Now that SMBs are gaining regular patronage and some normalcy back, the financial stress that the pandemic caused is thankfully fading. However, small businesses often struggled with budgets even in the pre-pandemic world as they simply don’t have the capital and reach of the massive entities which have a global presence. With a more modest budget to work with, small business owners know how important it is to create and stick to these financial plans in order to allow for continued growth and success. Things like paying for equipment, supplies, rent for brick-and-mortar locations, and employee pay are among the basics for what a small business owner will consider when creating their budgets, but something that is often overlooked is cybersecurity. You may be a small business owner reading this and think Cybersecurity? Cyber criminals don’t want anything to do with a business of my size – I’ve only seen companies like Target or Home Depot get hit with a cyber attack in the news. I don’t need to worry about it. However this is a major misconception as 43% of data breaches involve SMBs and 61% of businesses in this size range have reported at least one cyber attack in the last year.
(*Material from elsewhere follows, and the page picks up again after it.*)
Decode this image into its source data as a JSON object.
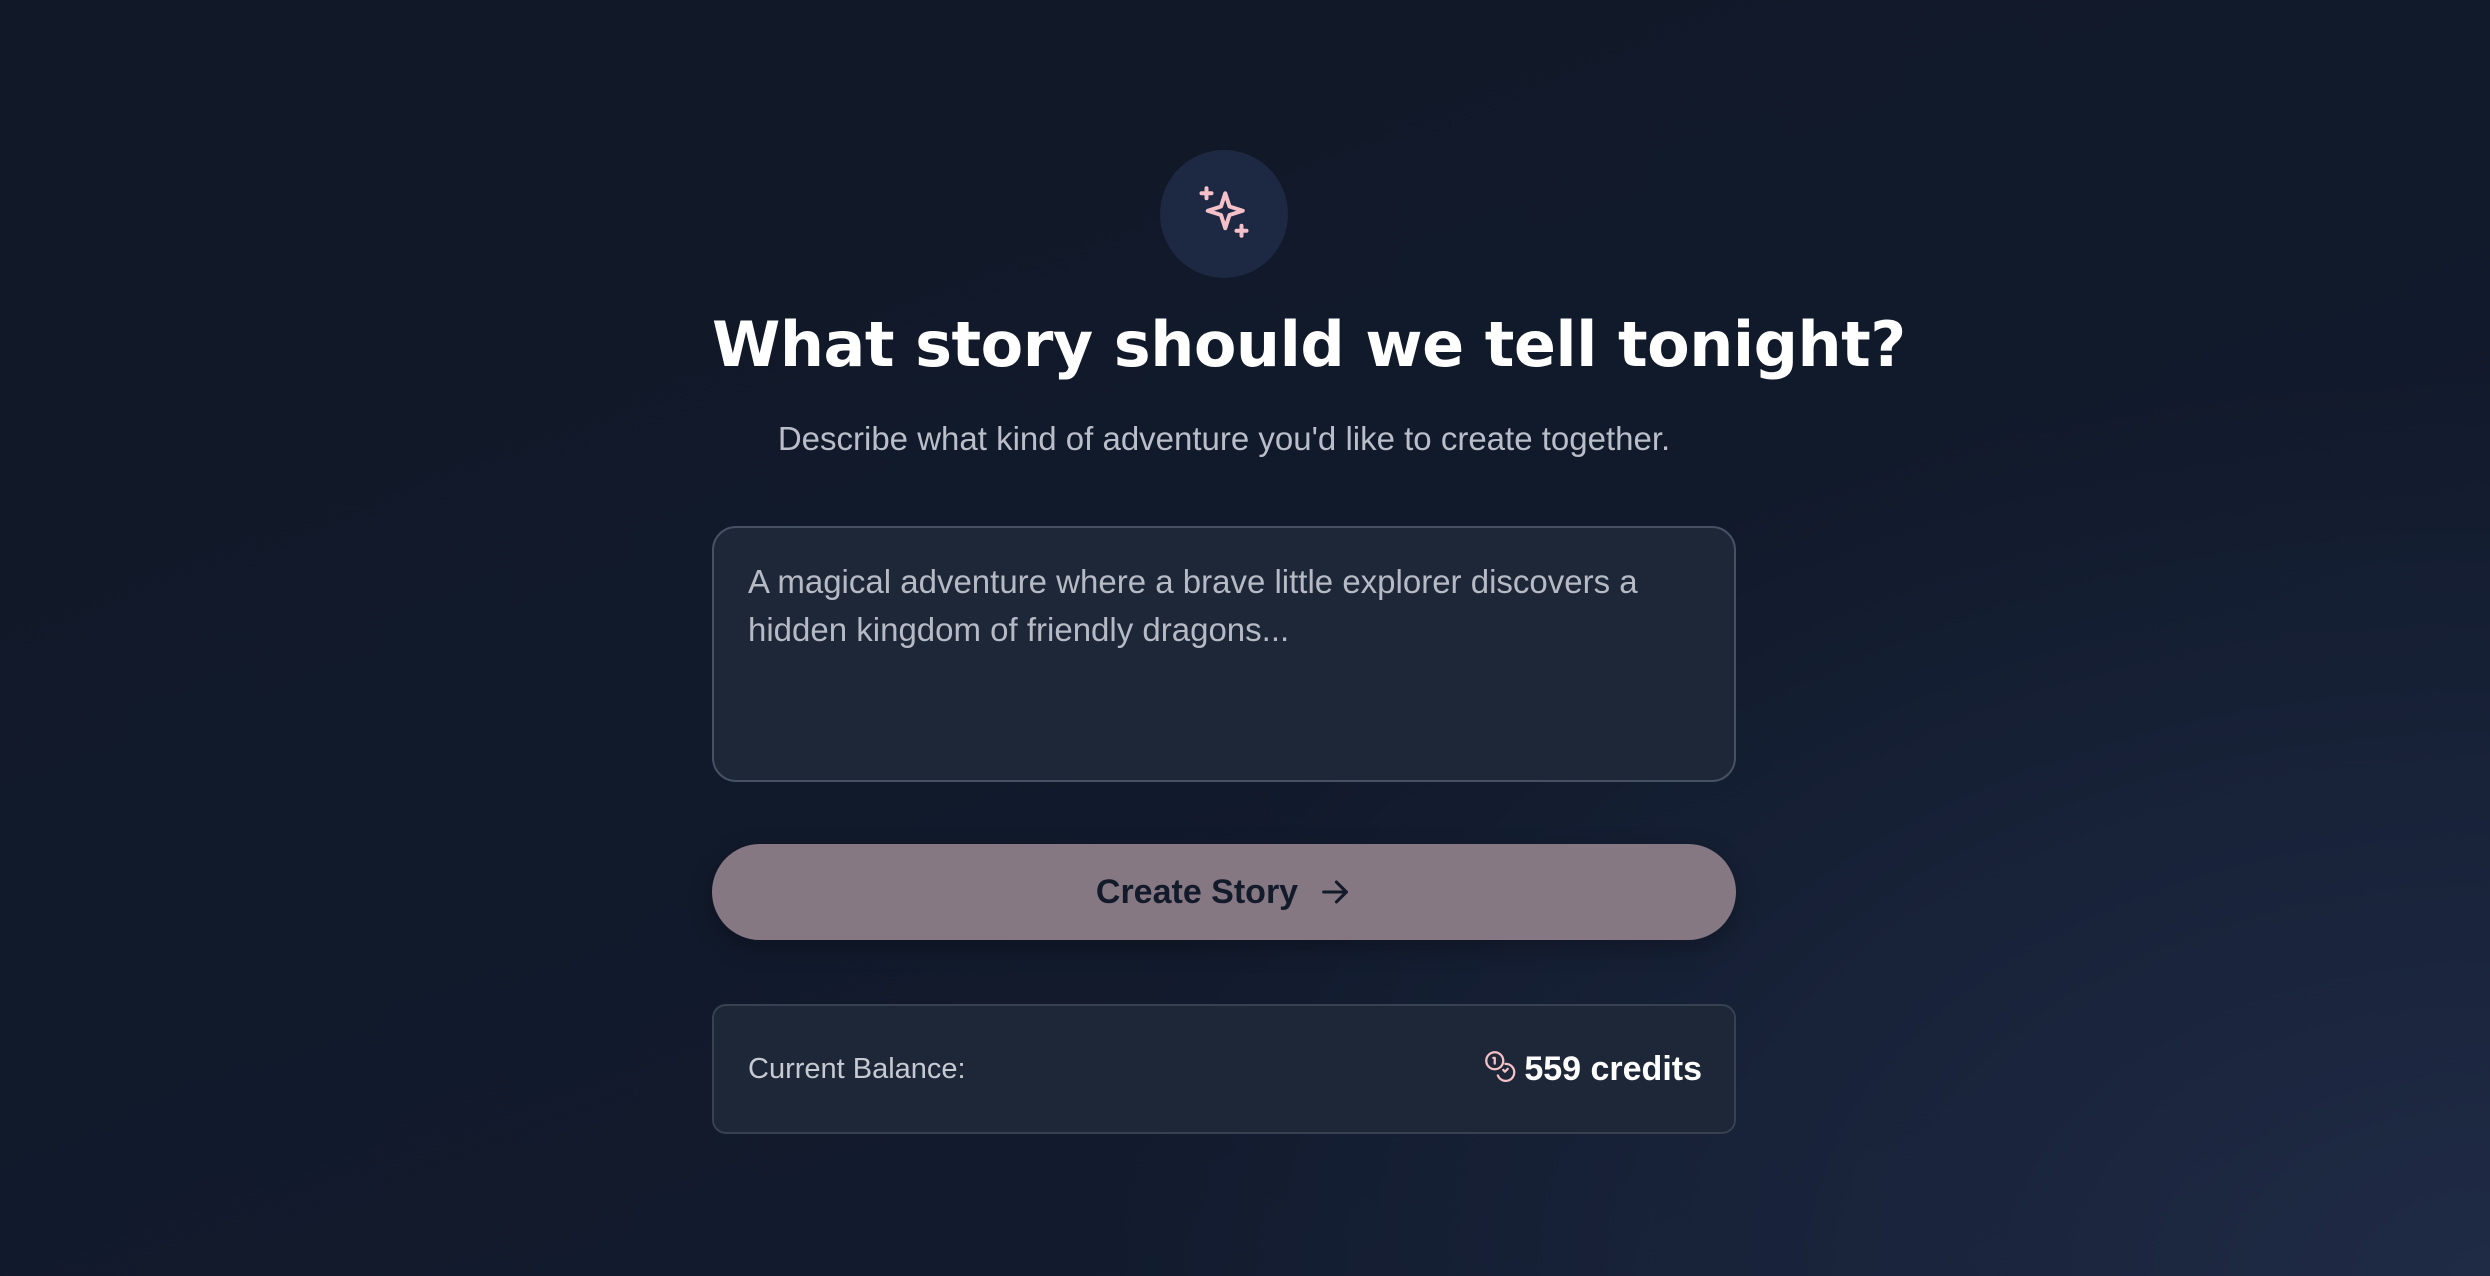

Cybercriminals like to target small businesses because they usually do not have strong defenses in place, so it is an easy day at the office for these hackers when going after SMBs — but it doesn’t have to be. As a small business owner reading this, you may be panicked or think Well shoot, now I need to take my already tight budget and spread it further to protect against a cyber attack? Where do I even start? This is an understandable thought process, as just looking at the world of cybersecurity can be overwhelming. You don’t have to have a complicated cybersecurity plan and there are ways to incorporate cyber defenses into your small business without having it be a heavy blow to the budget.
- Password protection and multi-factor authentication — Do not make the simple yet sometimes fatal mistake of not password protecting everything that is essential to your business. Using strong, unique passwords is a free cyber protection you can take which can make it harder for cyber crooks to gain access to your accounts. There are many free password managers you can download in order to keep track of these passwords in order to make your job easier. For certain accounts, you will have the option to enter a password and have a secondary login method which is typically a one-time use code sent to your phone or email address — this is what is known as multi-factor authentication. Utilizing multi-factor authentication on top of strong password use adds in a layer of protection that would otherwise not be there. It acts as an additional barrier between malicious actors and your vital customer and business information.
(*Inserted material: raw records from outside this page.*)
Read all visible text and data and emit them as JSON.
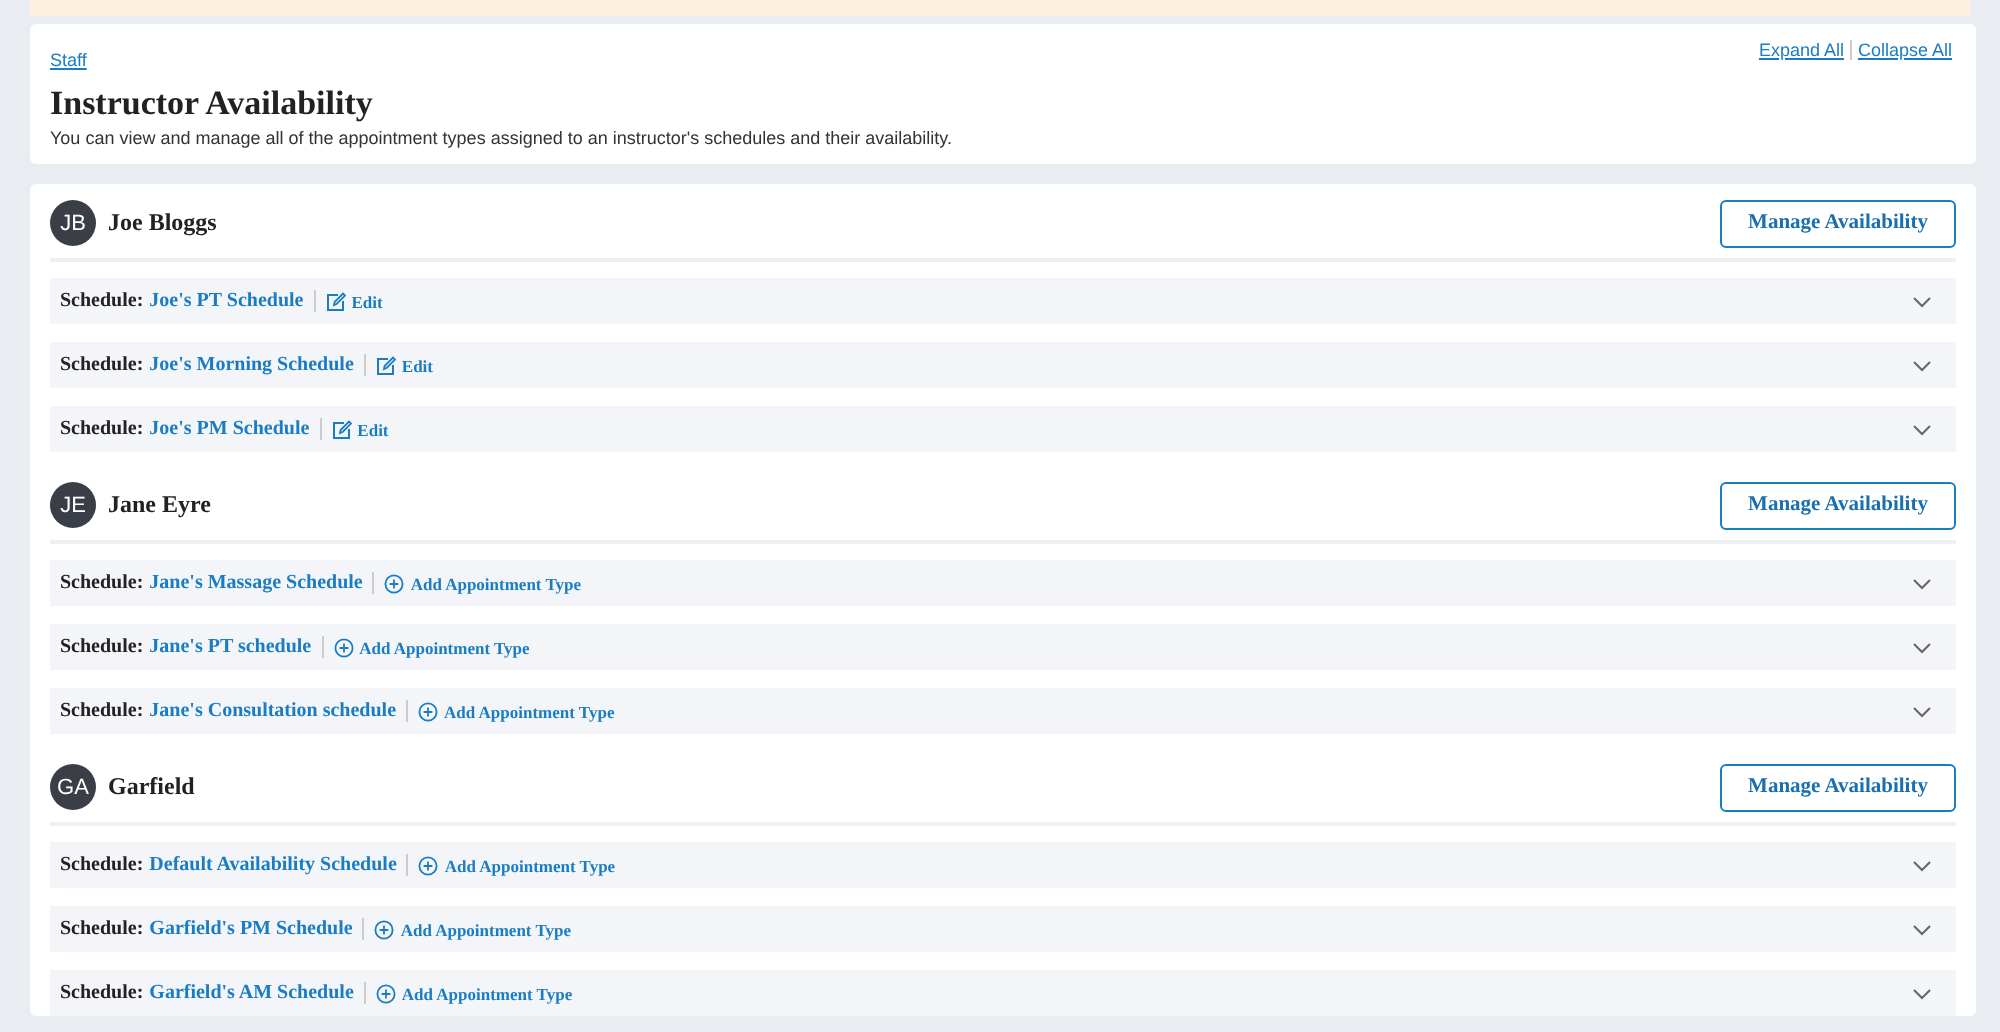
{
  "breadcrumb": "Staff",
  "title": "Instructor Availability",
  "description": "You can view and manage all of the appointment types assigned to an instructor's schedules and their availability.",
  "header_links": [
    "Expand All",
    "Collapse All"
  ],
  "instructors": [
    {
      "initials": "JB",
      "name": "Joe Bloggs",
      "button": "Manage Availability",
      "schedules": [
        {
          "label": "Schedule:",
          "name": "Joe's PT Schedule",
          "kind": "edit",
          "action": "Edit"
        },
        {
          "label": "Schedule:",
          "name": "Joe's Morning Schedule",
          "kind": "edit",
          "action": "Edit"
        },
        {
          "label": "Schedule:",
          "name": "Joe's PM Schedule",
          "kind": "edit",
          "action": "Edit"
        }
      ]
    },
    {
      "initials": "JE",
      "name": "Jane Eyre",
      "button": "Manage Availability",
      "schedules": [
        {
          "label": "Schedule:",
          "name": "Jane's Massage Schedule",
          "kind": "add",
          "action": "Add Appointment Type"
        },
        {
          "label": "Schedule:",
          "name": "Jane's PT schedule",
          "kind": "add",
          "action": "Add Appointment Type"
        },
        {
          "label": "Schedule:",
          "name": "Jane's Consultation schedule",
          "kind": "add",
          "action": "Add Appointment Type"
        }
      ]
    },
    {
      "initials": "GA",
      "name": "Garfield",
      "button": "Manage Availability",
      "schedules": [
        {
          "label": "Schedule:",
          "name": "Default Availability Schedule",
          "kind": "add",
          "action": "Add Appointment Type"
        },
        {
          "label": "Schedule:",
          "name": "Garfield's PM Schedule",
          "kind": "add",
          "action": "Add Appointment Type"
        },
        {
          "label": "Schedule:",
          "name": "Garfield's AM Schedule",
          "kind": "add",
          "action": "Add Appointment Type"
        }
      ]
    }
  ]
}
- Educate employees about cybersecurity best practices —Yet another free or low cost cybersecurity tactic you can implement to protect your small business is employee education. The number one cyber attack that infiltrates small businesses is the dreaded phishing attack. These fake, malicious email scams can be avoided if you as a business owner take the time to help employees identify a scam email and that you as the head of the company create a space where employees can come to you or a dedicated IT team with any issues. As is crucial for a parent raising children, you as the head honcho should be sure to practice what you preach. By having strong cybersecurity best practices for yourself, employees will know you take this seriously for your business and they will do the same. Be sure to have continuous trainings and even try to test employees to see how well they comprehend the concepts they are being taught.
- Use a firewall — A firewall is a network security system that acts as a barrier between your legitimate business traffic and malicious attempts on your network. It monitors and controls network traffic based on your input for what is considered good or allowed data and what is malicious. You have a mission or vision for your small business, and you likely are incredibly busy ensuring your ideas become reality. Firewalls allow you to focus on your job while they work in the background to protect your business. Firewalls vary in prices, so you should be able to find one which fits into your business’ cybersecurity budget and can gradually update as you see fit.
- Invest in a network risk assessment — Once it fits in your budget, invest in a cybersecurity network risk assessment. This will identify any issues or vulnerabilities in your business’s existing networks and allow for cybersecurity professionals to know where to start when you expand your cyber defenses.